EXERCISE DESCRIPTION |
Only the number is wanted: how many lines below contain "value"?

EXERCISE INPUT |
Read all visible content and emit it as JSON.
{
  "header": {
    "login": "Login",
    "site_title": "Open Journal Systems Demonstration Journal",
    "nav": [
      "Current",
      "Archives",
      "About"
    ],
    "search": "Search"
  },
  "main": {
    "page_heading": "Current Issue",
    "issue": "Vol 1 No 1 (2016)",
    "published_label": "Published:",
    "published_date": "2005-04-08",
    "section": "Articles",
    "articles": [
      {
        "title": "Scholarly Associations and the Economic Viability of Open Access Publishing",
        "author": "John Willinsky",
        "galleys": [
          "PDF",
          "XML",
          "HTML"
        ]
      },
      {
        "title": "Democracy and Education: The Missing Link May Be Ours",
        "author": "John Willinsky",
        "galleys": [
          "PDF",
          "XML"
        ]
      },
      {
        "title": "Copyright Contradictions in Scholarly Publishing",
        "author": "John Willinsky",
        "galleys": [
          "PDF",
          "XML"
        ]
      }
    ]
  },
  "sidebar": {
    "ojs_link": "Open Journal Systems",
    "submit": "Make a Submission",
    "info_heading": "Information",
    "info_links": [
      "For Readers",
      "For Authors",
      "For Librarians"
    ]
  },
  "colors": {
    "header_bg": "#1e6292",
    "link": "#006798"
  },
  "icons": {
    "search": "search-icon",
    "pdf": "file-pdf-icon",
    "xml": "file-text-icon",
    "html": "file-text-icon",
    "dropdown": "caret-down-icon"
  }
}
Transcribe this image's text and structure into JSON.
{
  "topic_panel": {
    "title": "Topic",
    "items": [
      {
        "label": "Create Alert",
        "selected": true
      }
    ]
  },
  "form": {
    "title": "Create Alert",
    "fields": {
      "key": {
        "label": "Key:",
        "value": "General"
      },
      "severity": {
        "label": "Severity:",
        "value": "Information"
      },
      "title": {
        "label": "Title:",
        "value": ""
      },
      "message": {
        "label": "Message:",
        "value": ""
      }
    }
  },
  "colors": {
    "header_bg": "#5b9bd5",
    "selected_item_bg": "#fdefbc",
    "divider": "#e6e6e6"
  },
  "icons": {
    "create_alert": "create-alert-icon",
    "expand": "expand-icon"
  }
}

RESULT FOR THIS EXERCISE |
4